Wow. Just when I thought that Buffy the Vampire Slayer couldn’t get any better … IT GETS BETTER (pun intended). Altho Willow Rosenberg will always be the most famous gay character in the Buffyverse, until now … all the gays have been female. I welcome the addition of Billy the Vampire Slayer wholeheartedly. I love that they didn’t go the obvious route with his story and say, Gay guys have feminine qualities so they can develop female slayer superpowers. By making Billy a self-made slayer, they have made this character even more of a hero. I know that a lot of fans of the BtVS TV series are not avid readers of the BtVS comic book series but I really feel that they are missing out. The story of Buffy and her friends (and foes) continues in very exciting (if sometimes outlandish) ways.
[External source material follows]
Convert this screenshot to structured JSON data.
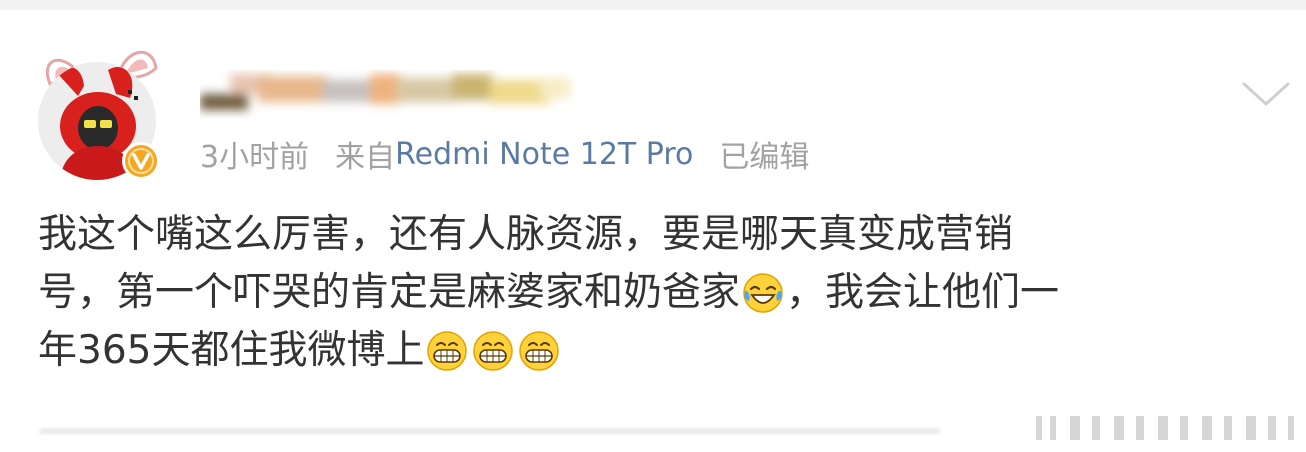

I can’t wait to read Buffy the Vampire Slayer Season 9 #14 … I cannot WAIT to meet Billy the Vampire Slayer myself!